When you're young and in good health, it might feel macabre or useless to have life insurance. No one needs a reminder of their mortality in their paycheck deductions. These policies aren't just another line item, however, and understanding how they can help you can lead you to the right plan for you.
First of all, life insurance has many potential uses. It can cover the cost of a funeral, but it can also serve as an investment: Several name-brand companies' founders cashed out their life insurance policies in order to fund their ventures, including Walt Disney, McDonalds' Ray Kroc, and James Cash Penney. But by and large, life insurance is for those you leave behind.
This fact actually drives what kind of plan to buy into and whether you need life insurance at all. Some financial planners advise that if you're single or without any dependents, you could skip life insurance altogether (unless your status changes). People with families, on the other hand, should look into a plan that provides about seven times their annual salaries, plus a little extra for certain big expenses. Whatever is on offer through your job might not cover that much, so check in with your HR department to be sure.
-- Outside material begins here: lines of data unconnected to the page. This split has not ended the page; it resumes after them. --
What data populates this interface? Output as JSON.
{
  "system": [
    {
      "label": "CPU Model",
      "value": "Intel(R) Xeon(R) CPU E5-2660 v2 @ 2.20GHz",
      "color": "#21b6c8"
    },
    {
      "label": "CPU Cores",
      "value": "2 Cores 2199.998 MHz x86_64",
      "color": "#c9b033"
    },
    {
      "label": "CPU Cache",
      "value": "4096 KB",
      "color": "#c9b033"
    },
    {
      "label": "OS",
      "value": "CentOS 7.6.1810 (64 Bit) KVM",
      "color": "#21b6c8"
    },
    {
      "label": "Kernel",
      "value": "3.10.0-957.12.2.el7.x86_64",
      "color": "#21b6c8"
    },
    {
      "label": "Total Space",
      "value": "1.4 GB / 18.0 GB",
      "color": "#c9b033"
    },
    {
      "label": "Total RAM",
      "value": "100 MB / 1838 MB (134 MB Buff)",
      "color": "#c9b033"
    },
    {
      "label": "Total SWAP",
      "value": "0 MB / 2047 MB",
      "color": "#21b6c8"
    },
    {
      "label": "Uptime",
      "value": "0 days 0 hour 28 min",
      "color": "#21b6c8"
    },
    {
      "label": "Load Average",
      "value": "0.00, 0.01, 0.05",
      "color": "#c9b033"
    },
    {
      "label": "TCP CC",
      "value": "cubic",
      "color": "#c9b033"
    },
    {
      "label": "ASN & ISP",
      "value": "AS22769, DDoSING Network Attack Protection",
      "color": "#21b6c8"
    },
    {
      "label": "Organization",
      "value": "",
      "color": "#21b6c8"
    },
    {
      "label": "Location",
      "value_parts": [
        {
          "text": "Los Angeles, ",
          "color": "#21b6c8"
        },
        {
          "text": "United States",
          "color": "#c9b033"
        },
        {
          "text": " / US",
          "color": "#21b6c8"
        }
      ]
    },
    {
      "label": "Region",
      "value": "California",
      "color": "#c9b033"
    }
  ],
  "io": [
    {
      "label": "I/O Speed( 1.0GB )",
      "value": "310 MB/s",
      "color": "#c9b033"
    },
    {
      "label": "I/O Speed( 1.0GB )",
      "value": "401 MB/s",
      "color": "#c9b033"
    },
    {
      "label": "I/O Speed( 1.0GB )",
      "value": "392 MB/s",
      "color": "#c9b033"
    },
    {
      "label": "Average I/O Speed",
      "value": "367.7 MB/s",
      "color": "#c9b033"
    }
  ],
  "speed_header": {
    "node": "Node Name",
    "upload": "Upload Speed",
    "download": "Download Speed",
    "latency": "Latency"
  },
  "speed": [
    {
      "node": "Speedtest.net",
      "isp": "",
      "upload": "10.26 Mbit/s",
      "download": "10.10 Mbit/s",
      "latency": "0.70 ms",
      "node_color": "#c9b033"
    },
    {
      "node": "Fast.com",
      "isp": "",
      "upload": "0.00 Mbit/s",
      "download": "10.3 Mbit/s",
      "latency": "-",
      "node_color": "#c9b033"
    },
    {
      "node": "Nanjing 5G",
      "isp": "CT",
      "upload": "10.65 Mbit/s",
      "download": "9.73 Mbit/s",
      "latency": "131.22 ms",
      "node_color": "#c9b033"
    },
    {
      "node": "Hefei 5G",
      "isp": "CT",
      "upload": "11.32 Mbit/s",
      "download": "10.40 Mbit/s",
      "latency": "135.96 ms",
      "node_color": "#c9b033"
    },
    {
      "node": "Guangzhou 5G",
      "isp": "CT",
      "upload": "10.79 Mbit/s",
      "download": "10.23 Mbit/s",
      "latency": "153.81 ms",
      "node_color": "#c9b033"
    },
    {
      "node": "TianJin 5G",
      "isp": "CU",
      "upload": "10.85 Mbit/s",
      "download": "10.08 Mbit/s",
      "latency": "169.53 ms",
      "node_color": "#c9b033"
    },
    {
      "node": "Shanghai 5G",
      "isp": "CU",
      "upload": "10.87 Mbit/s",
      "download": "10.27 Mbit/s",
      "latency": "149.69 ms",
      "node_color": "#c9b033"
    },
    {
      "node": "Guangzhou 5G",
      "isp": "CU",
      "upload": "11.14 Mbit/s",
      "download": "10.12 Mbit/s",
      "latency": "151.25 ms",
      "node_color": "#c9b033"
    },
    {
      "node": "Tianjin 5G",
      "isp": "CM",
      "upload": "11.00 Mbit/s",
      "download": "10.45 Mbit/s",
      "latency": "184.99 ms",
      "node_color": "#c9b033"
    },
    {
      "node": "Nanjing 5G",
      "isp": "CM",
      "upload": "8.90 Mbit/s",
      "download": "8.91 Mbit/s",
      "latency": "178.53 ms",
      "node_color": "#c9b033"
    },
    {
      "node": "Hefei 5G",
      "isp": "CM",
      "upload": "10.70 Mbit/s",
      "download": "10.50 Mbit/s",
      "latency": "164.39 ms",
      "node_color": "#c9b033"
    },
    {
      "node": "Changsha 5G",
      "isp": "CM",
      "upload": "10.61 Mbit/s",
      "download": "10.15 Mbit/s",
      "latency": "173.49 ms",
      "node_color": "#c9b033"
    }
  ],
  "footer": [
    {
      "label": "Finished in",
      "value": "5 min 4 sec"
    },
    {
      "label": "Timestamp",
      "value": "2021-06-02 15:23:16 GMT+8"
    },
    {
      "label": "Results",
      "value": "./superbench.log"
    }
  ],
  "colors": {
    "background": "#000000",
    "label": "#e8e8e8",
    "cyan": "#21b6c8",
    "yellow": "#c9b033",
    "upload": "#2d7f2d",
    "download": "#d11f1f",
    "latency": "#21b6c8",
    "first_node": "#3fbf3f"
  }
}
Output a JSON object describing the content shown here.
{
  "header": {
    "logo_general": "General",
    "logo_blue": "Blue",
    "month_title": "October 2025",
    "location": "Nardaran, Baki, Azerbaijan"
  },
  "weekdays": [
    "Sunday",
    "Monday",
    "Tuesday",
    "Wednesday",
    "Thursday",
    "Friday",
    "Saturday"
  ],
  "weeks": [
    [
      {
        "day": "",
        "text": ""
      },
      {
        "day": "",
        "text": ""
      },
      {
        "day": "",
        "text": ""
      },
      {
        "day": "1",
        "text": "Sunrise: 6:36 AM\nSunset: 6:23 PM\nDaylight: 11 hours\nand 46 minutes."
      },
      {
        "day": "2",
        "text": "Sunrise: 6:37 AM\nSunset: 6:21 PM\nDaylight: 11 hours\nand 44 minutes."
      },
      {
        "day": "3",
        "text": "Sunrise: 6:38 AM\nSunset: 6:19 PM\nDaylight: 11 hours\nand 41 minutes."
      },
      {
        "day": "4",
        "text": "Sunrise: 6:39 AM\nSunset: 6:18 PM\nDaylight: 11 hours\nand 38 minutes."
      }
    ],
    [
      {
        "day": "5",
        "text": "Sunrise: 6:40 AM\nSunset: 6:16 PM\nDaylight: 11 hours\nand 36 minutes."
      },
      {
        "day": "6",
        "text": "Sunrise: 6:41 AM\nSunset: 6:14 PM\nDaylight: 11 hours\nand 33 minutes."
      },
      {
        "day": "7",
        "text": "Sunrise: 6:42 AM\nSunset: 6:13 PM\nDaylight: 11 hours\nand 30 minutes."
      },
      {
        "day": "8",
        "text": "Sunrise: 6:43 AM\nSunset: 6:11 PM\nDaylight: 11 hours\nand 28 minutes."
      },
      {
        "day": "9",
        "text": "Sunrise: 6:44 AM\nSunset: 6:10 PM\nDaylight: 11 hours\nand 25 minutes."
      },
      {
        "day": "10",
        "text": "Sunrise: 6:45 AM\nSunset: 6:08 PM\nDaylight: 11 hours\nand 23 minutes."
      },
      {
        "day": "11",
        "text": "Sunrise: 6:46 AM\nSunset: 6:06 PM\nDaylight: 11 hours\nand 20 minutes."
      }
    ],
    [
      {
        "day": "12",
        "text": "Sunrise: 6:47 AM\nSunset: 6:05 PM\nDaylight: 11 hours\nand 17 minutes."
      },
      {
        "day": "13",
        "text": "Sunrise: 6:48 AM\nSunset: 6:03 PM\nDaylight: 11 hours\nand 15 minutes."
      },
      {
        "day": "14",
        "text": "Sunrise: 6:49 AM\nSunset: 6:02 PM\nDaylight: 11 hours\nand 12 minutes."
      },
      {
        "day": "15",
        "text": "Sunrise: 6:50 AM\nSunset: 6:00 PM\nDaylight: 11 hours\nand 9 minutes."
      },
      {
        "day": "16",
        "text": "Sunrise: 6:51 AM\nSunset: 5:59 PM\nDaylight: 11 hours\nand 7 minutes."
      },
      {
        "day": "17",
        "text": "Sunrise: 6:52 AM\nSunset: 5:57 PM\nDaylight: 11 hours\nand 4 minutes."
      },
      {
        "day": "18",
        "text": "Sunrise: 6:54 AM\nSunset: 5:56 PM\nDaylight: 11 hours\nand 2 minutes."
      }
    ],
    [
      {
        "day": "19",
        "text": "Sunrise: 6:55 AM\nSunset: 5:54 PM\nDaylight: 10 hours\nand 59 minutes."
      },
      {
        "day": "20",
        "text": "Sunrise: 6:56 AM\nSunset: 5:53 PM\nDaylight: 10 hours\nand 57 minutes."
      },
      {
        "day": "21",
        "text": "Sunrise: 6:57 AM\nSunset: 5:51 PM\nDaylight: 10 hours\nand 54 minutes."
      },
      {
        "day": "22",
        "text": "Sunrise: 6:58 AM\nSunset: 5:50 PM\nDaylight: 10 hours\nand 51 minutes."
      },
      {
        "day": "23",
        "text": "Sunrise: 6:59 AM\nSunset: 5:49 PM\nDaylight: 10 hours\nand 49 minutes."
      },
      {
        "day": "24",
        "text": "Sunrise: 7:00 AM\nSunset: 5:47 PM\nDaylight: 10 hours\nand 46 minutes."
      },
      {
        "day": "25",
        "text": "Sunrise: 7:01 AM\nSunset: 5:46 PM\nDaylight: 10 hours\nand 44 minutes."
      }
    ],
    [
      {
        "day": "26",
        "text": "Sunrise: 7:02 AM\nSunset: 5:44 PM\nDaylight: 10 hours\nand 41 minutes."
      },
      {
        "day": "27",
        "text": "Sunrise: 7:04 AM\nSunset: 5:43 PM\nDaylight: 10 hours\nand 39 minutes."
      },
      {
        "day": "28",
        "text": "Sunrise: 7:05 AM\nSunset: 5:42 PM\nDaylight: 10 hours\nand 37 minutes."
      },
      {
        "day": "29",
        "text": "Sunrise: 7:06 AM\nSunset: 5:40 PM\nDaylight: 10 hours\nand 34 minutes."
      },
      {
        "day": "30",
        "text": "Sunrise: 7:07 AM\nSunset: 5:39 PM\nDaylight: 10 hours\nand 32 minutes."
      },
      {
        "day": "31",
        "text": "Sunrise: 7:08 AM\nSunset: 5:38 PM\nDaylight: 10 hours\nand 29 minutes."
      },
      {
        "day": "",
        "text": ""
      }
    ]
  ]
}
When you do choose a plan, you'll want to consider whether to buy term or permanent policies. Families tend to do well with term, which are only for a set amount of time and can be more easily cashed out. Permanent policies are more like bonds, with a value that grows slowly over time. Ultimately, life insurance tends to be very inexpensive for the return it offers in case of the worst. Don't overthink it — and don't put it off anymore either.